Diabetes and Heart Disease
If you have diabetes, you are two to four times more likely to have heart disease than someone without diabetes. This higher risk is due to diabetes, but it is also due to other risk factors for heart disease that happen in people with diabetes. But there’s good news. You can help control your health risks by making some changes in your life. You can take steps to reduce your risk of heart disease by half—similar to the risk in people who don’t have diabetes.
Your main risk factors
Three major risk factors for heart disease are high blood sugar, high blood pressure, and high levels of lipids. By keeping risk factors under control, you can help keep your heart and arteries healthy. This may reduce your chances of a heart attack.
Blood sugar. High blood sugar can make artery walls tough and rough. Plaque (waxy material in the blood) can then build up along the artery walls, making it harder for blood to flow through the arteries. Having high blood sugar increases the chances of having high blood pressure and high cholesterol.
Blood pressure. When blood pressure is high all the time it causes your heart to work harder to pump blood. Artery walls become damaged. This increases the risk for plaque build up.
Lipids. The body needs some lipids in the blood to stay healthy. But lipid levels that are too high can damage the artery walls. Lipids include cholesterol and triglycerides. There are two kinds of cholesterol. LDL (“bad”) cholesterol can damage the arteries. But HDL (“good”) cholesterol helps clear LDL cholesterol from the blood vessels. This helps keep the arteries healthy. When blood sugar is high, the level of triglycerides in the blood may also be high. High blood triglyceride levels can cause plaque to form.
Other risk factors
Certain lifestyle factors can increase levels of your blood sugar, blood pressure, and lipids. Such increases raise your risk of heart disease:
Smoking damages the lining of your arteries. This allows plaque to build up in the artery walls. Smoking also constricts (narrows) the arteries. This can raise blood pressure and cause chest pain or angina. Smoking also increases your risk of getting type 2 diabetes.
Not being active makes it harder for your heart to do its work. Inactivity is linked to many other risk factors, such as high blood pressure and poor cholesterol levels. Inactivity also increases your risk of getting type 2 diabetes.

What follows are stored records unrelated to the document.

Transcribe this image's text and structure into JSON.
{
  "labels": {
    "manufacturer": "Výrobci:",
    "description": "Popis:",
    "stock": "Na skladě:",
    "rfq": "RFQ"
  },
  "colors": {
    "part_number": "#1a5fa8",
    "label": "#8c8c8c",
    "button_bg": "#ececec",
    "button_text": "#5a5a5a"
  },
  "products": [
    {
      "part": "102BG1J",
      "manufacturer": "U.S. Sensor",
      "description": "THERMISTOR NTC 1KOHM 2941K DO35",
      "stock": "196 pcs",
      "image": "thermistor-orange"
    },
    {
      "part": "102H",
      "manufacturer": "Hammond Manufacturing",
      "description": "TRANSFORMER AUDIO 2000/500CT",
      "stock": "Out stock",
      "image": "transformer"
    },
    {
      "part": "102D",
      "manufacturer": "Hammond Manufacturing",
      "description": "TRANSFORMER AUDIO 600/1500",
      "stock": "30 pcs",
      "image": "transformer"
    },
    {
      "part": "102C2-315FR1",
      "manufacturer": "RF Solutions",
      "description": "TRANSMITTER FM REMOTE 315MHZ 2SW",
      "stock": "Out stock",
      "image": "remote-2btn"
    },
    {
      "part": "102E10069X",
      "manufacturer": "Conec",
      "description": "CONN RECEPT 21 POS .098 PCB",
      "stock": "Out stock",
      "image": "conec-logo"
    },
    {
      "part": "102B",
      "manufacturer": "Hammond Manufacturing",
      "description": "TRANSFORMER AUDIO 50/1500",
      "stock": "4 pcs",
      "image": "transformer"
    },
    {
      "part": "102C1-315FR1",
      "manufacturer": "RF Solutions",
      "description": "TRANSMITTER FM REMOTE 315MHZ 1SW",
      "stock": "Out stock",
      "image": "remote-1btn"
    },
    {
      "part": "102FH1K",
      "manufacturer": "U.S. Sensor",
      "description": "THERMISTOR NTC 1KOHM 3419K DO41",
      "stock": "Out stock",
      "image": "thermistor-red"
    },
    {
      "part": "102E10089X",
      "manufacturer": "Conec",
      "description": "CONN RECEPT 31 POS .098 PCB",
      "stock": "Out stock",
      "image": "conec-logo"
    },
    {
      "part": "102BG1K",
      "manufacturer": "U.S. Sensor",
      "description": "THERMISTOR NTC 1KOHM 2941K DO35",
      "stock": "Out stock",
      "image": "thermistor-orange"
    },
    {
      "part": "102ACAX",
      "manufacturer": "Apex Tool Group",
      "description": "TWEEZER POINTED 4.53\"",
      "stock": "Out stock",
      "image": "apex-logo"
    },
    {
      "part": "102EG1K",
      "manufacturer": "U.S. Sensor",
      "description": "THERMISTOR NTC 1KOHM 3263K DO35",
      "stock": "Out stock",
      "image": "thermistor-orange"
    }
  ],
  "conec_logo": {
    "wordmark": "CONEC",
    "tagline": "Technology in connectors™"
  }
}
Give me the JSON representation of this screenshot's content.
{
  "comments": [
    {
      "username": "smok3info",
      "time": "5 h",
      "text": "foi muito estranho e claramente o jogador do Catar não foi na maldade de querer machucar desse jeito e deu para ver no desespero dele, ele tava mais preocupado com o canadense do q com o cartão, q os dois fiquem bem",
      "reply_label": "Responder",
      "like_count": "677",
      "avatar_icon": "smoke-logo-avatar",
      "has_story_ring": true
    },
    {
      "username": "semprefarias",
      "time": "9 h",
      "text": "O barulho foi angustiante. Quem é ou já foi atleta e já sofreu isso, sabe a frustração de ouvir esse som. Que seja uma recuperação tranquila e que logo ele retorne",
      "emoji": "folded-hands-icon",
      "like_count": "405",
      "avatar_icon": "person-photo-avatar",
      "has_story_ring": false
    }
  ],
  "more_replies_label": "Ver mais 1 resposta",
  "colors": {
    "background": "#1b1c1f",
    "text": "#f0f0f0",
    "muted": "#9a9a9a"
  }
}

Being overweight makes it harder for your body to use insulin. It also makes your heart work too hard. Being overweight is also the main contributor to the development of type 2 diabetes,
Changes you can make
Following a few simple steps can help keep your risk factors under control. Work with your healthcare team to reach your goals.
Quitting smoking could save your life. Smoking damages the lining of the blood vessels and raises blood pressure. Smoking also affects how your body uses insulin. This makes it harder to keep blood sugar under control. If you smoke and need help quitting, talk to your healthcare team.
Testing your blood sugar is the only way to know whether it is under control. Be sure to test your blood sugar yourself. Also get your blood tested in the lab, as directed.
Monitoring your blood pressure and lipid levels can help you achieve safe levels. Visit your healthcare team as scheduled.
Taking medicines as directed can help control blood sugar, blood pressure, blood clotting, and/or cholesterol levels.
Eating right can reduce your risk factors and help you lose weight. Try to limit the amount of processed or refined carbohydrates you eat at one time. Cut back on your total calorie intake. Eat foods low in saturated fat and cholesterol. Eat fiber, including vegetables and whole grains, and cut down on salt. A dietitian or diabetes educator can help form a meal plan that works for you—even if you are on a low budget.
Being active can help reduce your weight, strengthen your heart, and lower your lipid levels and blood pressure. Exercise and activity are good for your whole body. Talk to your healthcare team about increasing your activity safely over time.
Keeping your appointments with your healthcare provider helps you stay healthy. Go in for checkups and lab tests as scheduled.